--- What is being asked ---
The job is to find each line in the entries holding the string "Signing" and copy that line.

Source records:
□ □ □

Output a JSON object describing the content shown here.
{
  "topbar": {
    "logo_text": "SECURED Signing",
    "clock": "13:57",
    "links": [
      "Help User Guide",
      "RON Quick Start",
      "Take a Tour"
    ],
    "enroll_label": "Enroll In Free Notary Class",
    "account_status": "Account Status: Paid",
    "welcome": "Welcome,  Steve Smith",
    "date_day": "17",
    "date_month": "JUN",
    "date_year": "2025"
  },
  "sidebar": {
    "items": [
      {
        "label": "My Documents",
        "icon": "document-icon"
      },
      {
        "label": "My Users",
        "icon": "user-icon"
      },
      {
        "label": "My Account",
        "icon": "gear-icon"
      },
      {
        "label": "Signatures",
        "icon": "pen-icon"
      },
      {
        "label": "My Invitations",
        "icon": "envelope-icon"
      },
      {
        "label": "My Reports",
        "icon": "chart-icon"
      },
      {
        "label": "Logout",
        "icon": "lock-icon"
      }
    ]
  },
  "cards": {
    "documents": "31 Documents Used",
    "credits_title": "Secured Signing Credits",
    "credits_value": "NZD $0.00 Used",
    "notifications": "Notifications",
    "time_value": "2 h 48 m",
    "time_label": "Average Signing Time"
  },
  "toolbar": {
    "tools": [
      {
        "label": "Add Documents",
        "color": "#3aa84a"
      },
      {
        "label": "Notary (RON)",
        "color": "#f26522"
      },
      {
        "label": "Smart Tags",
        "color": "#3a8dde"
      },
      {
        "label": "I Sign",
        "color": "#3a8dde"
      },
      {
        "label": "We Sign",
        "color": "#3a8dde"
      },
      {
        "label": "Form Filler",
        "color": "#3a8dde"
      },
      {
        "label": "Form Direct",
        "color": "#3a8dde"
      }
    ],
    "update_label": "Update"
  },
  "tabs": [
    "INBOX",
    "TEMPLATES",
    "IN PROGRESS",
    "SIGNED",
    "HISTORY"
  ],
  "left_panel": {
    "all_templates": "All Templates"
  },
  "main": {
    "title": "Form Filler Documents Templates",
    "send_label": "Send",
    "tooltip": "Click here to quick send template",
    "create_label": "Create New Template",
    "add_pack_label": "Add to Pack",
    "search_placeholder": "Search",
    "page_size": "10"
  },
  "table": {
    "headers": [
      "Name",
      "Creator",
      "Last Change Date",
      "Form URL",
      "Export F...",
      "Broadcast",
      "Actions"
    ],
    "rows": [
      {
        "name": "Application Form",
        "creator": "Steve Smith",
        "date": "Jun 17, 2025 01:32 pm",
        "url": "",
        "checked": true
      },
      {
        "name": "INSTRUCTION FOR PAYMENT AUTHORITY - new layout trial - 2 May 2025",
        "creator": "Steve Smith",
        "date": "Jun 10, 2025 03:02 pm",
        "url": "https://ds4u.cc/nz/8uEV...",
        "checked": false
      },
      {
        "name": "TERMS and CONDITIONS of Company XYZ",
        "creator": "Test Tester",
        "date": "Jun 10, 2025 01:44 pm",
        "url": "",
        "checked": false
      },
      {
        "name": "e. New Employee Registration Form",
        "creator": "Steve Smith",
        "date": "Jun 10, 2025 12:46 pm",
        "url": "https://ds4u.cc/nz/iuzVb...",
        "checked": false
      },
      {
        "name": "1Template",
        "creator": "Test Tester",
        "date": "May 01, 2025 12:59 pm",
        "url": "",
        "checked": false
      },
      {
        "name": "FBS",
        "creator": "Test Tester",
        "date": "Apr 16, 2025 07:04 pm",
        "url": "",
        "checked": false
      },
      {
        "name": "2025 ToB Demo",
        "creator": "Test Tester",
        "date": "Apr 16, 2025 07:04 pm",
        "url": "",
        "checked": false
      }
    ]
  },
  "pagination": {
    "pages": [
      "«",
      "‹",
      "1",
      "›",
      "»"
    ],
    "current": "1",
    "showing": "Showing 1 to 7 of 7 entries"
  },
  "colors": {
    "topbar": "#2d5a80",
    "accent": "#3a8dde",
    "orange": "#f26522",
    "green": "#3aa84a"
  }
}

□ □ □

--- Solution ---
    "logo_text": "SECURED Signing",
    "credits_title": "Secured Signing Credits",
    "time_label": "Average Signing Time"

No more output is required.